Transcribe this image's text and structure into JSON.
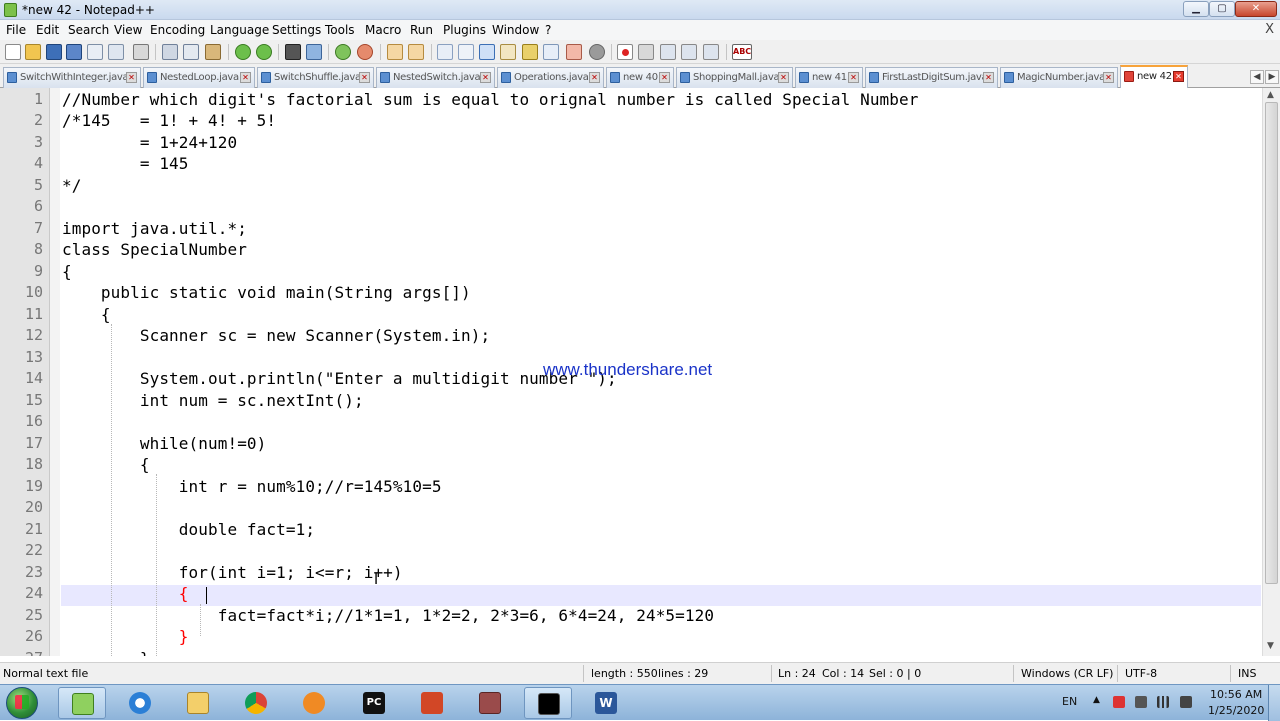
{
  "window": {
    "title": "*new 42 - Notepad++",
    "min_label": "▁",
    "max_label": "▢",
    "close_label": "✕"
  },
  "menu": {
    "items": [
      "File",
      "Edit",
      "Search",
      "View",
      "Encoding",
      "Language",
      "Settings",
      "Tools",
      "Macro",
      "Run",
      "Plugins",
      "Window",
      "?"
    ],
    "close_label": "X"
  },
  "toolbar": {
    "icons": [
      "new-file",
      "open-file",
      "save",
      "save-all",
      "close",
      "close-all",
      "print",
      "cut",
      "copy",
      "paste",
      "undo",
      "redo",
      "find",
      "replace",
      "zoom-in",
      "zoom-out",
      "sync-vertical",
      "sync-horizontal",
      "word-wrap",
      "show-all-chars",
      "indent-guide",
      "user-defined-language",
      "doc-map",
      "function-list",
      "folder-as-workspace",
      "record-macro",
      "stop-record",
      "play-macro",
      "run-macro-multiple",
      "save-macro",
      "spell-check"
    ],
    "spell_check_label": "ABC"
  },
  "tabs": [
    {
      "label": "SwitchWithInteger.java",
      "active": false
    },
    {
      "label": "NestedLoop.java",
      "active": false
    },
    {
      "label": "SwitchShuffle.java",
      "active": false
    },
    {
      "label": "NestedSwitch.java",
      "active": false
    },
    {
      "label": "Operations.java",
      "active": false
    },
    {
      "label": "new 40",
      "active": false
    },
    {
      "label": "ShoppingMall.java",
      "active": false
    },
    {
      "label": "new 41",
      "active": false
    },
    {
      "label": "FirstLastDigitSum.java",
      "active": false
    },
    {
      "label": "MagicNumber.java",
      "active": false
    },
    {
      "label": "new 42",
      "active": true
    }
  ],
  "tab_close_label": "✕",
  "tab_arrows": [
    "◀",
    "▶",
    "✕"
  ],
  "editor": {
    "line_numbers": [
      "1",
      "2",
      "3",
      "4",
      "5",
      "6",
      "7",
      "8",
      "9",
      "10",
      "11",
      "12",
      "13",
      "14",
      "15",
      "16",
      "17",
      "18",
      "19",
      "20",
      "21",
      "22",
      "23",
      "24",
      "25",
      "26",
      "27"
    ],
    "lines": [
      "//Number which digit's factorial sum is equal to orignal number is called Special Number",
      "/*145   = 1! + 4! + 5!",
      "        = 1+24+120",
      "        = 145",
      "*/",
      "",
      "import java.util.*;",
      "class SpecialNumber",
      "{",
      "    public static void main(String args[])",
      "    {",
      "        Scanner sc = new Scanner(System.in);",
      "",
      "        System.out.println(\"Enter a multidigit number \");",
      "        int num = sc.nextInt();",
      "",
      "        while(num!=0)",
      "        {",
      "            int r = num%10;//r=145%10=5",
      "",
      "            double fact=1;",
      "",
      "            for(int i=1; i<=r; i++)",
      "            {",
      "                fact=fact*i;//1*1=1, 1*2=2, 2*3=6, 6*4=24, 24*5=120",
      "            }",
      "        }"
    ],
    "watermark": "www.thundershare.net"
  },
  "status": {
    "file_type": "Normal text file",
    "length": "length : 550",
    "lines": "lines : 29",
    "ln": "Ln : 24",
    "col": "Col : 14",
    "sel": "Sel : 0 | 0",
    "eol": "Windows (CR LF)",
    "encoding": "UTF-8",
    "mode": "INS"
  },
  "taskbar": {
    "apps": [
      "notepad-plus-plus",
      "internet-explorer",
      "file-explorer",
      "chrome",
      "media-player",
      "pycharm",
      "powerpoint",
      "archive-tool",
      "command-prompt",
      "word"
    ],
    "active_app": "notepad-plus-plus",
    "language": "EN",
    "time": "10:56 AM",
    "date": "1/25/2020",
    "tray_arrow": "▲"
  },
  "colors": {
    "current_line": "#e8e8ff",
    "brace_highlight": "#ff0000",
    "watermark": "#1a33c8",
    "active_tab_accent": "#f7a33b"
  }
}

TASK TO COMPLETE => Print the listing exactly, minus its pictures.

RESULT BELOW =>
Transcribe this image's text and structure into JSON.
{
  "window": {
    "title": "*new 42 - Notepad++",
    "min_label": "▁",
    "max_label": "▢",
    "close_label": "✕"
  },
  "menu": {
    "items": [
      "File",
      "Edit",
      "Search",
      "View",
      "Encoding",
      "Language",
      "Settings",
      "Tools",
      "Macro",
      "Run",
      "Plugins",
      "Window",
      "?"
    ],
    "close_label": "X"
  },
  "toolbar": {
    "icons": [
      "new-file",
      "open-file",
      "save",
      "save-all",
      "close",
      "close-all",
      "print",
      "cut",
      "copy",
      "paste",
      "undo",
      "redo",
      "find",
      "replace",
      "zoom-in",
      "zoom-out",
      "sync-vertical",
      "sync-horizontal",
      "word-wrap",
      "show-all-chars",
      "indent-guide",
      "user-defined-language",
      "doc-map",
      "function-list",
      "folder-as-workspace",
      "record-macro",
      "stop-record",
      "play-macro",
      "run-macro-multiple",
      "save-macro",
      "spell-check"
    ],
    "spell_check_label": "ABC"
  },
  "tabs": [
    {
      "label": "SwitchWithInteger.java",
      "active": false
    },
    {
      "label": "NestedLoop.java",
      "active": false
    },
    {
      "label": "SwitchShuffle.java",
      "active": false
    },
    {
      "label": "NestedSwitch.java",
      "active": false
    },
    {
      "label": "Operations.java",
      "active": false
    },
    {
      "label": "new 40",
      "active": false
    },
    {
      "label": "ShoppingMall.java",
      "active": false
    },
    {
      "label": "new 41",
      "active": false
    },
    {
      "label": "FirstLastDigitSum.java",
      "active": false
    },
    {
      "label": "MagicNumber.java",
      "active": false
    },
    {
      "label": "new 42",
      "active": true
    }
  ],
  "tab_close_label": "✕",
  "tab_arrows": [
    "◀",
    "▶",
    "✕"
  ],
  "editor": {
    "line_numbers": [
      "1",
      "2",
      "3",
      "4",
      "5",
      "6",
      "7",
      "8",
      "9",
      "10",
      "11",
      "12",
      "13",
      "14",
      "15",
      "16",
      "17",
      "18",
      "19",
      "20",
      "21",
      "22",
      "23",
      "24",
      "25",
      "26",
      "27"
    ],
    "lines": [
      "//Number which digit's factorial sum is equal to orignal number is called Special Number",
      "/*145   = 1! + 4! + 5!",
      "        = 1+24+120",
      "        = 145",
      "*/",
      "",
      "import java.util.*;",
      "class SpecialNumber",
      "{",
      "    public static void main(String args[])",
      "    {",
      "        Scanner sc = new Scanner(System.in);",
      "",
      "        System.out.println(\"Enter a multidigit number \");",
      "        int num = sc.nextInt();",
      "",
      "        while(num!=0)",
      "        {",
      "            int r = num%10;//r=145%10=5",
      "",
      "            double fact=1;",
      "",
      "            for(int i=1; i<=r; i++)",
      "            {",
      "                fact=fact*i;//1*1=1, 1*2=2, 2*3=6, 6*4=24, 24*5=120",
      "            }",
      "        }"
    ],
    "watermark": "www.thundershare.net"
  },
  "status": {
    "file_type": "Normal text file",
    "length": "length : 550",
    "lines": "lines : 29",
    "ln": "Ln : 24",
    "col": "Col : 14",
    "sel": "Sel : 0 | 0",
    "eol": "Windows (CR LF)",
    "encoding": "UTF-8",
    "mode": "INS"
  },
  "taskbar": {
    "apps": [
      "notepad-plus-plus",
      "internet-explorer",
      "file-explorer",
      "chrome",
      "media-player",
      "pycharm",
      "powerpoint",
      "archive-tool",
      "command-prompt",
      "word"
    ],
    "active_app": "notepad-plus-plus",
    "language": "EN",
    "time": "10:56 AM",
    "date": "1/25/2020",
    "tray_arrow": "▲"
  },
  "colors": {
    "current_line": "#e8e8ff",
    "brace_highlight": "#ff0000",
    "watermark": "#1a33c8",
    "active_tab_accent": "#f7a33b"
  }
}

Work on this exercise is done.